-------- INFORMATION

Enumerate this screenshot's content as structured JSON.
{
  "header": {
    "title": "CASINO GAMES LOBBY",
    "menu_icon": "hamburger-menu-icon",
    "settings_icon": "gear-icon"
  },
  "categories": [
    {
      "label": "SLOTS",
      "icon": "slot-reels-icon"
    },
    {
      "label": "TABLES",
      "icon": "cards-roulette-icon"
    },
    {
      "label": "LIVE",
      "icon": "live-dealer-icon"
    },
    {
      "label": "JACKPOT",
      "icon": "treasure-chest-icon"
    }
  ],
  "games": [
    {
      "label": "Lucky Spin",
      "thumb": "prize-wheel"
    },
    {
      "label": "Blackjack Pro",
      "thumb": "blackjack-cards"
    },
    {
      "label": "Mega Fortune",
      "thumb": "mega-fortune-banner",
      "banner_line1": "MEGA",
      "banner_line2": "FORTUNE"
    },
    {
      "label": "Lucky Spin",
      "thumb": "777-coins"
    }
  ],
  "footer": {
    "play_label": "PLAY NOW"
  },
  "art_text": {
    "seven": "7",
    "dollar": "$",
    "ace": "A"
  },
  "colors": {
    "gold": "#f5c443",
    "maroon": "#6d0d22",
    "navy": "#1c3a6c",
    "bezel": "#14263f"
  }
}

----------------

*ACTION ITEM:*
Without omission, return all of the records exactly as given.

*EXERCISE OUTPUT:*
Enumerate this screenshot's content as structured JSON.
{
  "header": {
    "title": "CASINO GAMES LOBBY",
    "menu_icon": "hamburger-menu-icon",
    "settings_icon": "gear-icon"
  },
  "categories": [
    {
      "label": "SLOTS",
      "icon": "slot-reels-icon"
    },
    {
      "label": "TABLES",
      "icon": "cards-roulette-icon"
    },
    {
      "label": "LIVE",
      "icon": "live-dealer-icon"
    },
    {
      "label": "JACKPOT",
      "icon": "treasure-chest-icon"
    }
  ],
  "games": [
    {
      "label": "Lucky Spin",
      "thumb": "prize-wheel"
    },
    {
      "label": "Blackjack Pro",
      "thumb": "blackjack-cards"
    },
    {
      "label": "Mega Fortune",
      "thumb": "mega-fortune-banner",
      "banner_line1": "MEGA",
      "banner_line2": "FORTUNE"
    },
    {
      "label": "Lucky Spin",
      "thumb": "777-coins"
    }
  ],
  "footer": {
    "play_label": "PLAY NOW"
  },
  "art_text": {
    "seven": "7",
    "dollar": "$",
    "ace": "A"
  },
  "colors": {
    "gold": "#f5c443",
    "maroon": "#6d0d22",
    "navy": "#1c3a6c",
    "bezel": "#14263f"
  }
}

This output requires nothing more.